■ INSTRUCTIONS FOR THE TASK
Filter these entries down to lines holding "this".

■ EXERCISE MATERIAL
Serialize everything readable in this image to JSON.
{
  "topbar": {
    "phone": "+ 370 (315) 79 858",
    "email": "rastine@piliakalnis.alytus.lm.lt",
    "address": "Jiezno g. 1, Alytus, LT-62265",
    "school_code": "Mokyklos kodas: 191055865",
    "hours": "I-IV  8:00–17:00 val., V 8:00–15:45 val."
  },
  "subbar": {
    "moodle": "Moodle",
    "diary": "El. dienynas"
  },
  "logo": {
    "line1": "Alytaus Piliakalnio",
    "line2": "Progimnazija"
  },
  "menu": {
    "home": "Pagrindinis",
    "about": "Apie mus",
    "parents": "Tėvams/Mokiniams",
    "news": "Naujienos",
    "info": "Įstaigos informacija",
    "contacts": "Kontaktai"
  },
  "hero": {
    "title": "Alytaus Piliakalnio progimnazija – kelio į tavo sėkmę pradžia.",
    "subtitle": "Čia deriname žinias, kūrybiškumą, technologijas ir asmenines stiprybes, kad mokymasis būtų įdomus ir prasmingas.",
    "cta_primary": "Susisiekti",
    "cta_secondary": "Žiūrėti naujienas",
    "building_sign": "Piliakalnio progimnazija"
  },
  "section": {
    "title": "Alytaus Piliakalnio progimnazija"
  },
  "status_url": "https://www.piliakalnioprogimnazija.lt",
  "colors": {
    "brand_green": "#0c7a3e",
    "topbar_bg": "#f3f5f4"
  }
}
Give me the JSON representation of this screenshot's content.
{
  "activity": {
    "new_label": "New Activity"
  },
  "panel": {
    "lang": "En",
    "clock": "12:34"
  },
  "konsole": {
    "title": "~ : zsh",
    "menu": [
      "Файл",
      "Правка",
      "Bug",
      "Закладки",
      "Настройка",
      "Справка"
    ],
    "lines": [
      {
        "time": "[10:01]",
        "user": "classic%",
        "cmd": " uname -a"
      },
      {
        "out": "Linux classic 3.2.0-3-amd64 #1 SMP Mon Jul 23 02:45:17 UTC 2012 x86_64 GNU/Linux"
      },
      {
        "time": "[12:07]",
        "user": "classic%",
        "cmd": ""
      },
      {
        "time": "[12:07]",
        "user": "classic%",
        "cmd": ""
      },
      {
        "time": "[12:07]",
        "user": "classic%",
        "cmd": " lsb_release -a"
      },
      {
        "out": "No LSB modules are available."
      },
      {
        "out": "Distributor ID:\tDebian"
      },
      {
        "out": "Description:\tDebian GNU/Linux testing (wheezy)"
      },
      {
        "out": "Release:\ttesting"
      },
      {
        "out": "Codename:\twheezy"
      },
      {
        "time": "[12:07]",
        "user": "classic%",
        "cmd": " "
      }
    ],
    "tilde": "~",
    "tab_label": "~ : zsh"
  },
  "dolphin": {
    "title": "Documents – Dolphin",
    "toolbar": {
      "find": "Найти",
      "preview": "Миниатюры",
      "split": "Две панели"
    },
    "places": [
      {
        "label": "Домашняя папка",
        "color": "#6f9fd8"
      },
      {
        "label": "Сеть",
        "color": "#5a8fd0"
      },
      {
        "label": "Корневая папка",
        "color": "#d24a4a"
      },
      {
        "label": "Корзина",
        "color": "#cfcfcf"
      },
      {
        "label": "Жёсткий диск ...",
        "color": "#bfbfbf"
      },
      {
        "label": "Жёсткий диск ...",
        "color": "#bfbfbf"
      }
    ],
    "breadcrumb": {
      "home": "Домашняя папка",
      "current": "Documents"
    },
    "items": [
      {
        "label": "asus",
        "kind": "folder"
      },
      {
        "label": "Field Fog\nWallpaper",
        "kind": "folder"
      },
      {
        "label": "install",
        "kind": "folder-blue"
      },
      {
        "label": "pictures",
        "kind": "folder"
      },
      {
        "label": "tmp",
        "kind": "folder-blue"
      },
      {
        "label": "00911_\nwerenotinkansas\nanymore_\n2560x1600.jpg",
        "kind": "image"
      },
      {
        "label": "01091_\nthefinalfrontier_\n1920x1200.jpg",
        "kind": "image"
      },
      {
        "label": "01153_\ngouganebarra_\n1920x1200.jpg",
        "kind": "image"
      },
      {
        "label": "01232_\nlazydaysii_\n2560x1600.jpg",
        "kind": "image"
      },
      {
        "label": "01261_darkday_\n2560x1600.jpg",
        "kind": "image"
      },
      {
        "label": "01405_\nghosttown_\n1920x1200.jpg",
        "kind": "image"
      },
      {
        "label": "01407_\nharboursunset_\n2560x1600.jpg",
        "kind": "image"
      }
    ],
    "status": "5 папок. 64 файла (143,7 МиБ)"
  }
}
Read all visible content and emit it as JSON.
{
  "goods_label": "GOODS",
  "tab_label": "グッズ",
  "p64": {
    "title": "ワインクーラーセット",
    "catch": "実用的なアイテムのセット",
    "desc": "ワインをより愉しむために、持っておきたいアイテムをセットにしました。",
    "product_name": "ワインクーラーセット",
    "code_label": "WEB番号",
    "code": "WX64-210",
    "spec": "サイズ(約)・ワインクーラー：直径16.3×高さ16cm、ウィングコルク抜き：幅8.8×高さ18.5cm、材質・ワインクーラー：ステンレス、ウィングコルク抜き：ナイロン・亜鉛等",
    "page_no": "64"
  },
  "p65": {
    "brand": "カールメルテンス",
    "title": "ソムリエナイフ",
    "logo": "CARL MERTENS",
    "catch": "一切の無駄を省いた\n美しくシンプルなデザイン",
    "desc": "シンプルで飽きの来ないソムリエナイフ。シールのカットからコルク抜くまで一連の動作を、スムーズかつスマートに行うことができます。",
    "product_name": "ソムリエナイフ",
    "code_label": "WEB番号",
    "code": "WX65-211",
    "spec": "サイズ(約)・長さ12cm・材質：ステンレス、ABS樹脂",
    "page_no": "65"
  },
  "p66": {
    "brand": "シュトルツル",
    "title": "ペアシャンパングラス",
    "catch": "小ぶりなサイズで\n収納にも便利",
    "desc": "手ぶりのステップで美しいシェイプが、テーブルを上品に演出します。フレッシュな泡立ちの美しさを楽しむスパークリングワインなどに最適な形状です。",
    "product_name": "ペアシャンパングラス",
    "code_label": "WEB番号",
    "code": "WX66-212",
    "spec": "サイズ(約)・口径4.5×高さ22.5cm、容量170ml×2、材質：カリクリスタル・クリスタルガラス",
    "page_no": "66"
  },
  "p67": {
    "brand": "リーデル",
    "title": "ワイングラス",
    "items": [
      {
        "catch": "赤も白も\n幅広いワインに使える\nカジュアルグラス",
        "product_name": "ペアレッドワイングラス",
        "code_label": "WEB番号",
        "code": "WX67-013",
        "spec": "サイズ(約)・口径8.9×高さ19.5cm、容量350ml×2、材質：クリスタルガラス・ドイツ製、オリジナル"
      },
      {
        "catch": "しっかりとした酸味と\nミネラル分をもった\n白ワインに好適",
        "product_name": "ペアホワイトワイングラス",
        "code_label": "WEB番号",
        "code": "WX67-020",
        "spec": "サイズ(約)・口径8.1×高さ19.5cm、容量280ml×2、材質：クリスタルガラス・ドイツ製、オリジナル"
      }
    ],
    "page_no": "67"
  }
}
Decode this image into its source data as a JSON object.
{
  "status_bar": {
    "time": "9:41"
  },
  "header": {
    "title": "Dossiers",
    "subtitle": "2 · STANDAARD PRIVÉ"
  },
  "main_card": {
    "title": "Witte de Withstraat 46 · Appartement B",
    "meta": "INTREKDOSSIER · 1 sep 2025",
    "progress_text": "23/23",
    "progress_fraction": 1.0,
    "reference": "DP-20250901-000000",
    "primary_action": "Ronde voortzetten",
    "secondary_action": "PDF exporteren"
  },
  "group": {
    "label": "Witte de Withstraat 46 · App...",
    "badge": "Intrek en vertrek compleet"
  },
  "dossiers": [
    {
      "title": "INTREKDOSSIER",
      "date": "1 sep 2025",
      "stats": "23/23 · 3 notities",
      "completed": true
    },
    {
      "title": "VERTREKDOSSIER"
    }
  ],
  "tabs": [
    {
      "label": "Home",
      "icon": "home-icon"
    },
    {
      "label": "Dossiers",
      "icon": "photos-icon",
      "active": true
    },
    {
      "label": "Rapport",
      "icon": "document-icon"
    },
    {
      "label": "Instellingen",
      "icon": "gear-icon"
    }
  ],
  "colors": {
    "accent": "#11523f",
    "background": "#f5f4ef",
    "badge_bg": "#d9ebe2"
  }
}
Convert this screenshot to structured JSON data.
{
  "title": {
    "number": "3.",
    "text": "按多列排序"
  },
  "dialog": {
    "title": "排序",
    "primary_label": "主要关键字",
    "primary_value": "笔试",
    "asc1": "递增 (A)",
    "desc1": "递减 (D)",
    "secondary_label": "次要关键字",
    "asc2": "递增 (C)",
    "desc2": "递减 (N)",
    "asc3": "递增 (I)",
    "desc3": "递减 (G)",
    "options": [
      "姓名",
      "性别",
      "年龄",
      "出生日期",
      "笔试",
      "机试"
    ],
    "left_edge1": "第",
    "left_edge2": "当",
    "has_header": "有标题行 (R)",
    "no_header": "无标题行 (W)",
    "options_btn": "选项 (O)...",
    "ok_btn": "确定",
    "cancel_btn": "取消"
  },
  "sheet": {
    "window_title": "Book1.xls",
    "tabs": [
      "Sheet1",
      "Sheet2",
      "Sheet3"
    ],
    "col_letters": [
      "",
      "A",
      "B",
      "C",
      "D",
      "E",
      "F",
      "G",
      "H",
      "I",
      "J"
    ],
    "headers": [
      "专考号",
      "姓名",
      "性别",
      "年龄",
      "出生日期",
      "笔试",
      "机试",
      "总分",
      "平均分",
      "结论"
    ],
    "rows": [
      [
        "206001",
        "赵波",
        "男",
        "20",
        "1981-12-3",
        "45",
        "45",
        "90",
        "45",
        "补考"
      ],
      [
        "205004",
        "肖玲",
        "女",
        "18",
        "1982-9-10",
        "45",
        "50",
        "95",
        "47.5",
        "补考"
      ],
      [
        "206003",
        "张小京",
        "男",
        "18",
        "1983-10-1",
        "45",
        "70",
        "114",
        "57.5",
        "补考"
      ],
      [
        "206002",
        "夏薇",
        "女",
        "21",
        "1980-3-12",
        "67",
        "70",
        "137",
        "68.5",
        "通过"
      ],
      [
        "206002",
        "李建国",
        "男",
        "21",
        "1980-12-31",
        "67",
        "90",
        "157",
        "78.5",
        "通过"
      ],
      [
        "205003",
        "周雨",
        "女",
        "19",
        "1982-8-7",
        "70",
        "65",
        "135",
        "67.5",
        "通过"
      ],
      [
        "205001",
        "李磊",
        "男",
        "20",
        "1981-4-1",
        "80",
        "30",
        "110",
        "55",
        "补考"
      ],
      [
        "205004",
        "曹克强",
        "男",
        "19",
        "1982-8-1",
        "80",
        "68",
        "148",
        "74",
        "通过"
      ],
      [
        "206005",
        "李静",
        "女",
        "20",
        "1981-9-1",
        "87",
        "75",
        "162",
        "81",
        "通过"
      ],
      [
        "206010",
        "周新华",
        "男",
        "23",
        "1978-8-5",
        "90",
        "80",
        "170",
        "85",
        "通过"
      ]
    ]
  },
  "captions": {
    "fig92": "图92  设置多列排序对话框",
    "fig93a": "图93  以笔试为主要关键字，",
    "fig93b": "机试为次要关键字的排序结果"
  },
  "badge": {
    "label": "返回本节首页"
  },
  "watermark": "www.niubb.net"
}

■ TASK SOLUTION
Serialize everything readable in this image to JSON.
Give me the JSON representation of this screenshot's content.
Decode this image into its source data as a JSON object.
Convert this screenshot to structured JSON data.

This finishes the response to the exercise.